Geoffrey Galt Harpham, professor of English at Tulane University, is the author of Getting It Right: Language, Literature and Ethics, also published by the University of Chicago Press, and On the Grotesque: Strategies of Contradiction in Art and Literature.
Title:The Ascetic Imperative in Culture and CriticismFormat:PaperbackDimensions:344 pages, 9 × 6 × 0.8 inPublished:February 15, 1992Publisher:University of Chicago Press

The following ISBNs are associated with this title:

ISBN - 10:0226316920

ISBN - 13:9780226316925


Table of Contents

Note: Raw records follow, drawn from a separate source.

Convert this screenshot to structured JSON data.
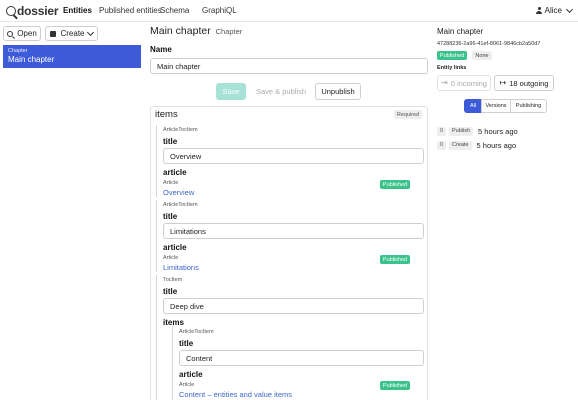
{
  "nav": {
    "brand": "dossier",
    "links": [
      "Entities",
      "Published entities",
      "Schema",
      "GraphiQL"
    ],
    "active": "Entities",
    "user": "Alice"
  },
  "left": {
    "open_label": "Open",
    "create_label": "Create",
    "selected": {
      "type": "Chapter",
      "name": "Main chapter"
    }
  },
  "editor": {
    "title": "Main chapter",
    "subtitle": "Chapter",
    "name_label": "Name",
    "name_value": "Main chapter",
    "buttons": {
      "save": "Save",
      "save_publish": "Save & publish",
      "unpublish": "Unpublish"
    },
    "items_label": "items",
    "required": "Required",
    "items": [
      {
        "type": "ArticleTocItem",
        "title_label": "title",
        "title_value": "Overview",
        "article_label": "article",
        "article_type": "Article",
        "article_link": "Overview",
        "status": "Published"
      },
      {
        "type": "ArticleTocItem",
        "title_label": "title",
        "title_value": "Limitations",
        "article_label": "article",
        "article_type": "Article",
        "article_link": "Limitations",
        "status": "Published"
      },
      {
        "type": "TocItem",
        "title_label": "title",
        "title_value": "Deep dive",
        "items_label": "items",
        "sub": {
          "type": "ArticleTocItem",
          "title_label": "title",
          "title_value": "Content",
          "article_label": "article",
          "article_type": "Article",
          "article_link": "Content – entities and value items",
          "status": "Published"
        }
      }
    ]
  },
  "info": {
    "title": "Main chapter",
    "id": "47288236-2a96-41ef-8061-9846cb2a50d7",
    "status": "Published",
    "auth": "None",
    "links_label": "Entity links",
    "incoming": "0 incoming",
    "outgoing": "18 outgoing",
    "tabs": [
      "All",
      "Versions",
      "Publishing"
    ],
    "active_tab": "All",
    "history": [
      {
        "version": "0",
        "event": "Publish",
        "time": "5 hours ago"
      },
      {
        "version": "0",
        "event": "Create",
        "time": "5 hours ago"
      }
    ]
  },
  "colors": {
    "accent": "#3d5bd9",
    "published": "#3cc38c",
    "link": "#3d66c9",
    "save_disabled": "#a6e2d5"
  }
}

List of Illustrations
One. The Ideology of Asceticism
1. Ascetic Linguistics
2. Technique and the Self
3. The Signs of Temptation
4. Narrative on Trial
Two. Discipline and Desire in Augustine's Confessions
1. The Language of Conversion
2. Profit and Loss in the Ascesis of Discourse
3. The Fertile Word
Three. A Passion of Representation: Grünewald's Isenheim Altar
1. Anonymity, Modernity, and the Medieval
2. Conceptual Narrative
3. A Passion of Representation
4. Asceticism and the Sublime
Four. Philosophy and the Resistance to Asceticism
1. Nietzsche: Weakness and the Will to Power
2. Saint Foucault
Five. The Ascetics of Interpretation
Works Cited